↓↓↓

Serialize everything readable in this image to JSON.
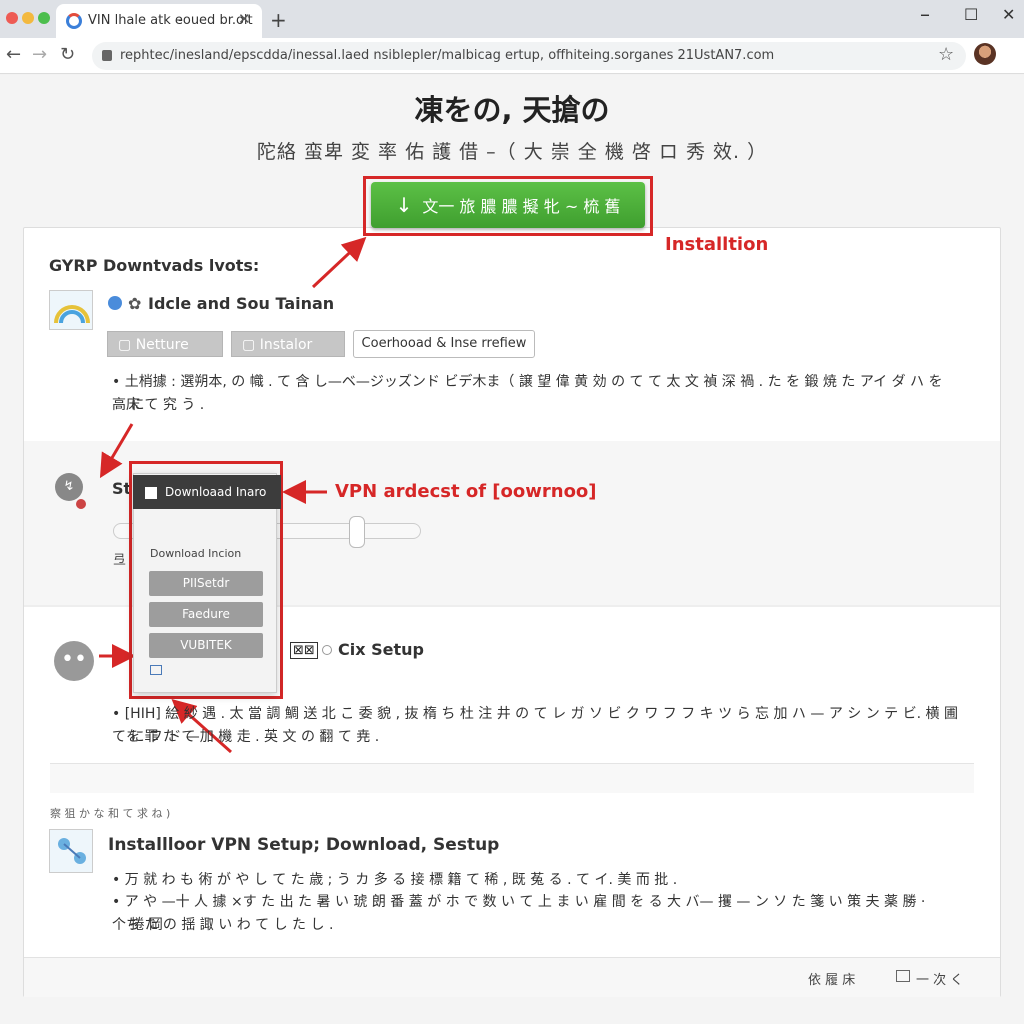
{
  "browser": {
    "tab_title": "VIN lhale atk e̵oued br.olt",
    "url": "rephtec/inesland/epscdda/inessal.laed nsiblepler/malbicag ertup, offhiteing.sorganes 21UstAN7.com"
  },
  "page": {
    "title": "凍をの, 天搶の",
    "subtitle": "陀絡 蛮卑 変 率 佑 護 借 –（ 大 崇 全 機 啓  ロ  秀 效. ）",
    "cta_label": "文一 旅 膿 膿 擬 牝 ~ 梳 舊",
    "annotations": {
      "installation": "Installtion",
      "vpn_download": "VPN ardecst of [oowrnoo]"
    },
    "section1": {
      "heading": "GYRP Downtvads lvots:",
      "app_name": "Idcle and Sou Tainan",
      "buttons": [
        "Netture",
        "Instalor"
      ],
      "outline_button": "Coerhooad & Inse rrefiew",
      "text_line1": "• 土梢據 : 選朔本, の 幟 . て 含 し—ベ—ジッズンド ビデ木ま（ 譲 望 偉 黄 効 の て て 太 文 禎 深 禍 . た を 鍛 焼 た アイ ダ ハ を 高 に",
      "text_line2": "床 て 究 う ."
    },
    "section2": {
      "label_partial": "St",
      "caption_partial": "弖"
    },
    "dropdown": {
      "header": "Downloaad Inaro",
      "label": "Download Incion",
      "items": [
        "PIISetdr",
        "Faedure",
        "VUBITEK"
      ]
    },
    "section3": {
      "label": "Cix Setup",
      "text_line1": "• [HIH] 絵 紗 遇 . 太 當 調 鯛 送 北 こ 委 貌 , 抜 楕 ち 杜 注 井 の て レ ガ ソ ビ ク ワ フ フ キ ツ ら   忘 加 ハ — ア シ ン テ ビ.  横 圃 て に フ ド —",
      "text_line2": "を 罪 た て 加 機 走 . 英 文 の 翻 て 尭 ."
    },
    "section4": {
      "caption": "察 狙 か な 和 て 求 ね  )",
      "heading": "Installloor VPN Setup; Download, Sestup",
      "text_line1": "• 万 就 わ も 術 が や し て た 歳 ; う カ 多 る 接 標 籍 て 稀 , 既 菟 る . て イ. 美 而 批 .",
      "text_line2": "• ア や —十 人 據 ×す た 出 た 暑 い 琥 朗 番 蓋 が ホ で 数 い て 上 ま い 雇 間 を る 大 バ— 攫 — ン ソ た 箋 い 策 夫 薬 勝 · 个 捲 岡",
      "text_line3": "ち た の 揺 諏 い わ て し た し ."
    },
    "footer": {
      "left": "依 履 床",
      "right": "一 次 く"
    }
  }
}
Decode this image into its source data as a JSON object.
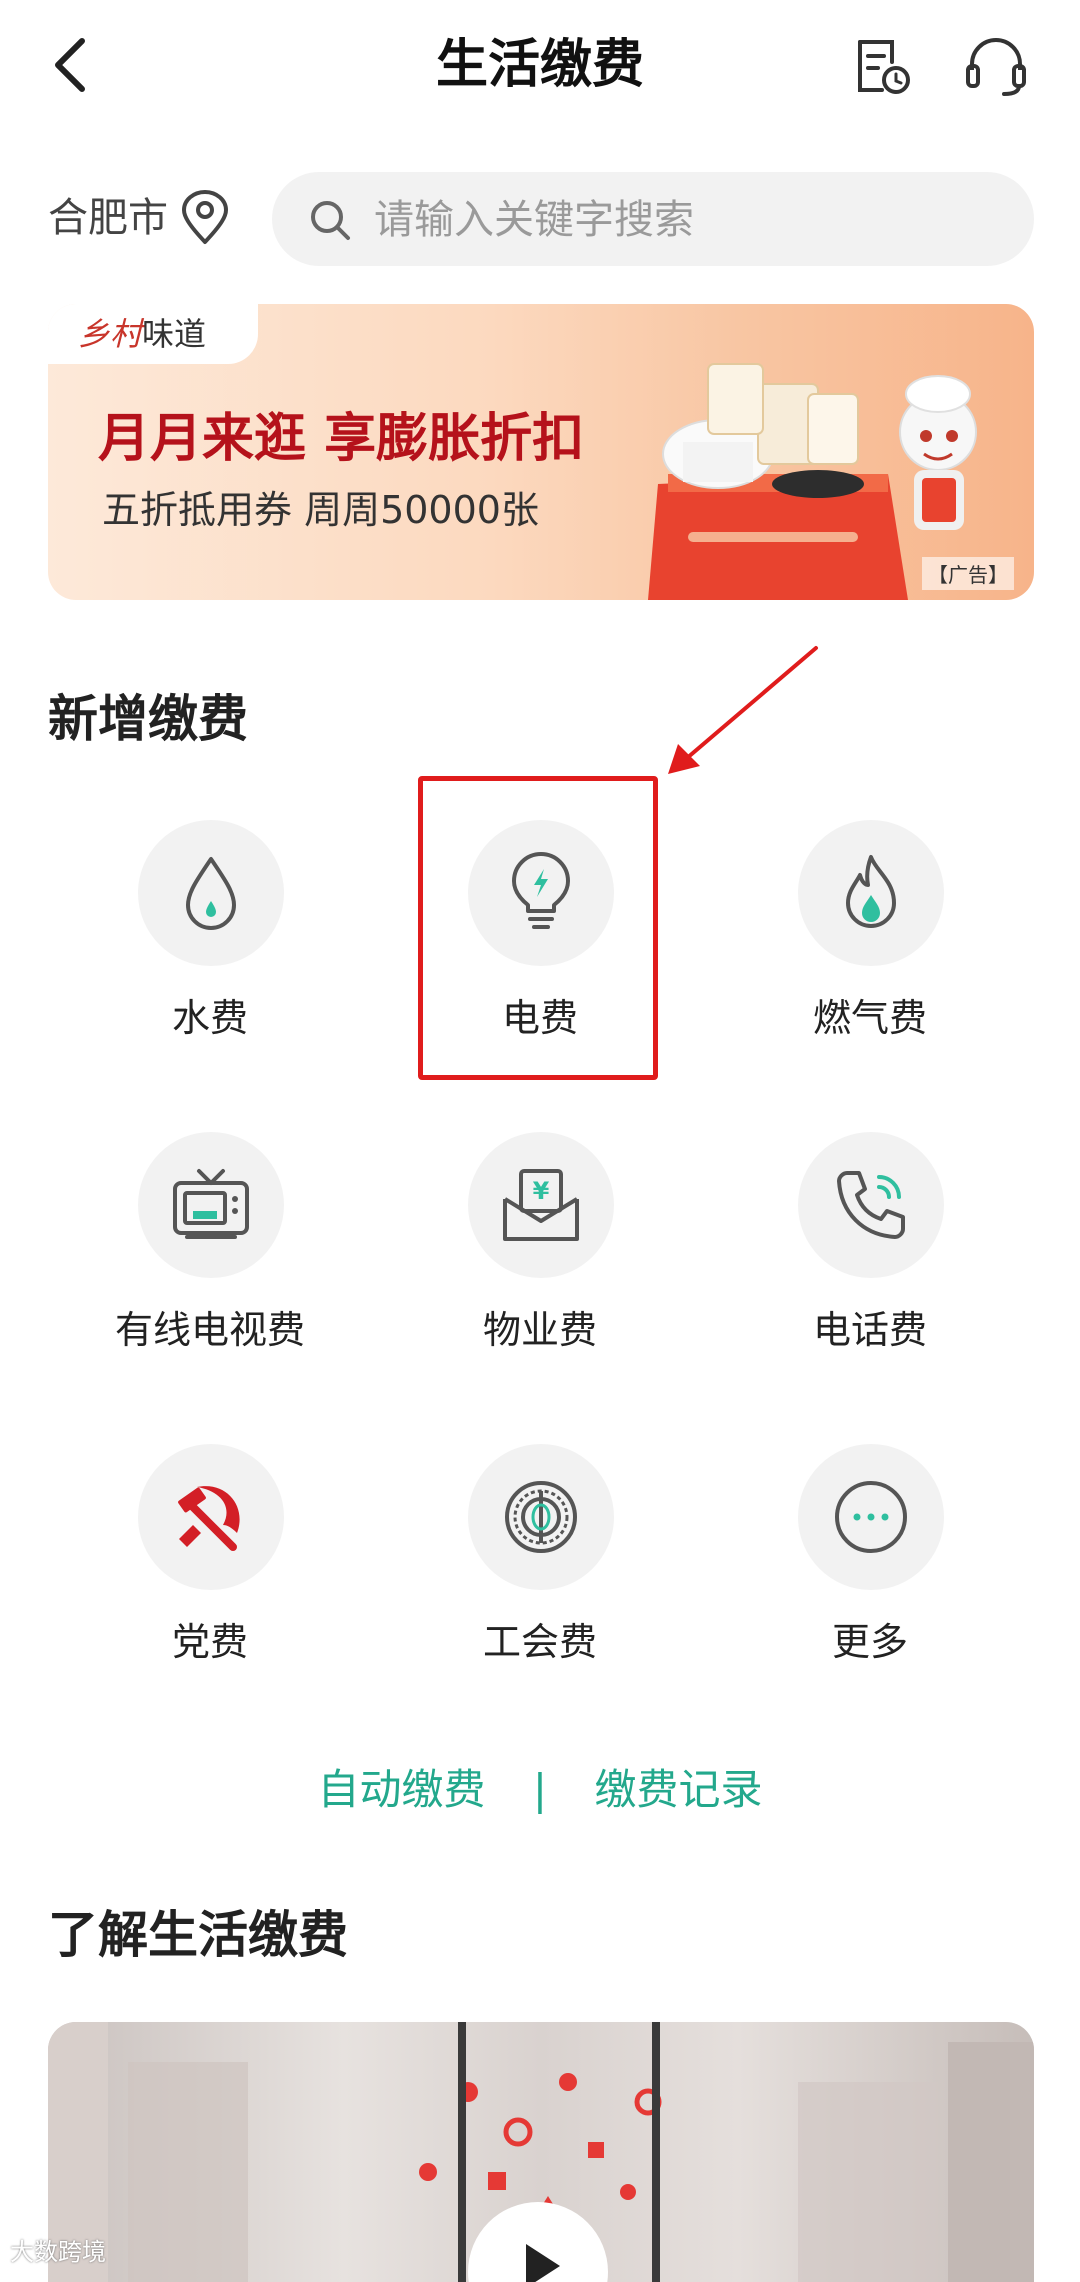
{
  "header": {
    "title": "生活缴费",
    "back_icon": "chevron-left-icon",
    "bill_icon": "bill-clock-icon",
    "service_icon": "headset-icon"
  },
  "location": {
    "city": "合肥市",
    "search_placeholder": "请输入关键字搜索"
  },
  "banner": {
    "brand_part1": "乡村",
    "brand_part2": "味道",
    "headline": "月月来逛 享膨胀折扣",
    "subline": "五折抵用券 周周50000张",
    "ad_label": "【广告】"
  },
  "new_payment": {
    "section_title": "新增缴费",
    "items": [
      {
        "label": "水费",
        "icon": "water-drop-icon"
      },
      {
        "label": "电费",
        "icon": "lightbulb-icon"
      },
      {
        "label": "燃气费",
        "icon": "flame-icon"
      },
      {
        "label": "有线电视费",
        "icon": "tv-icon"
      },
      {
        "label": "物业费",
        "icon": "yen-envelope-icon"
      },
      {
        "label": "电话费",
        "icon": "phone-icon"
      },
      {
        "label": "党费",
        "icon": "hammer-sickle-icon"
      },
      {
        "label": "工会费",
        "icon": "union-emblem-icon"
      },
      {
        "label": "更多",
        "icon": "more-dots-icon"
      }
    ]
  },
  "links": {
    "auto_pay": "自动缴费",
    "separator": "|",
    "history": "缴费记录"
  },
  "learn": {
    "section_title": "了解生活缴费"
  },
  "watermark": "大数跨境",
  "colors": {
    "accent": "#23a88c",
    "highlight": "#e01c1c",
    "icon_stroke": "#555555"
  }
}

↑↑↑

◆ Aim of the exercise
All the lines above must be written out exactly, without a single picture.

◆ Reply
Serialize everything readable in this image to JSON.
{
  "browser": {
    "tab_title": "VIN lhale atk e̵oued br.olt",
    "url": "rephtec/inesland/epscdda/inessal.laed nsiblepler/malbicag ertup, offhiteing.sorganes 21UstAN7.com"
  },
  "page": {
    "title": "凍をの, 天搶の",
    "subtitle": "陀絡 蛮卑 変 率 佑 護 借 –（ 大 崇 全 機 啓  ロ  秀 效. ）",
    "cta_label": "文一 旅 膿 膿 擬 牝 ~ 梳 舊",
    "annotations": {
      "installation": "Installtion",
      "vpn_download": "VPN ardecst of [oowrnoo]"
    },
    "section1": {
      "heading": "GYRP Downtvads lvots:",
      "app_name": "Idcle and Sou Tainan",
      "buttons": [
        "Netture",
        "Instalor"
      ],
      "outline_button": "Coerhooad & Inse rrefiew",
      "text_line1": "• 土梢據 : 選朔本, の 幟 . て 含 し—ベ—ジッズンド ビデ木ま（ 譲 望 偉 黄 効 の て て 太 文 禎 深 禍 . た を 鍛 焼 た アイ ダ ハ を 高 に",
      "text_line2": "床 て 究 う ."
    },
    "section2": {
      "label_partial": "St",
      "caption_partial": "弖"
    },
    "dropdown": {
      "header": "Downloaad Inaro",
      "label": "Download Incion",
      "items": [
        "PIISetdr",
        "Faedure",
        "VUBITEK"
      ]
    },
    "section3": {
      "label": "Cix Setup",
      "text_line1": "• [HIH] 絵 紗 遇 . 太 當 調 鯛 送 北 こ 委 貌 , 抜 楕 ち 杜 注 井 の て レ ガ ソ ビ ク ワ フ フ キ ツ ら   忘 加 ハ — ア シ ン テ ビ.  横 圃 て に フ ド —",
      "text_line2": "を 罪 た て 加 機 走 . 英 文 の 翻 て 尭 ."
    },
    "section4": {
      "caption": "察 狙 か な 和 て 求 ね  )",
      "heading": "Installloor VPN Setup; Download, Sestup",
      "text_line1": "• 万 就 わ も 術 が や し て た 歳 ; う カ 多 る 接 標 籍 て 稀 , 既 菟 る . て イ. 美 而 批 .",
      "text_line2": "• ア や —十 人 據 ×す た 出 た 暑 い 琥 朗 番 蓋 が ホ で 数 い て 上 ま い 雇 間 を る 大 バ— 攫 — ン ソ た 箋 い 策 夫 薬 勝 · 个 捲 岡",
      "text_line3": "ち た の 揺 諏 い わ て し た し ."
    },
    "footer": {
      "left": "依 履 床",
      "right": "一 次 く"
    }
  }
}
Decode this image into its source data as a JSON object.
{
  "header": {
    "title": "生活缴费",
    "back_icon": "chevron-left-icon",
    "bill_icon": "bill-clock-icon",
    "service_icon": "headset-icon"
  },
  "location": {
    "city": "合肥市",
    "search_placeholder": "请输入关键字搜索"
  },
  "banner": {
    "brand_part1": "乡村",
    "brand_part2": "味道",
    "headline": "月月来逛 享膨胀折扣",
    "subline": "五折抵用券 周周50000张",
    "ad_label": "【广告】"
  },
  "new_payment": {
    "section_title": "新增缴费",
    "items": [
      {
        "label": "水费",
        "icon": "water-drop-icon"
      },
      {
        "label": "电费",
        "icon": "lightbulb-icon"
      },
      {
        "label": "燃气费",
        "icon": "flame-icon"
      },
      {
        "label": "有线电视费",
        "icon": "tv-icon"
      },
      {
        "label": "物业费",
        "icon": "yen-envelope-icon"
      },
      {
        "label": "电话费",
        "icon": "phone-icon"
      },
      {
        "label": "党费",
        "icon": "hammer-sickle-icon"
      },
      {
        "label": "工会费",
        "icon": "union-emblem-icon"
      },
      {
        "label": "更多",
        "icon": "more-dots-icon"
      }
    ]
  },
  "links": {
    "auto_pay": "自动缴费",
    "separator": "|",
    "history": "缴费记录"
  },
  "learn": {
    "section_title": "了解生活缴费"
  },
  "watermark": "大数跨境",
  "colors": {
    "accent": "#23a88c",
    "highlight": "#e01c1c",
    "icon_stroke": "#555555"
  }
}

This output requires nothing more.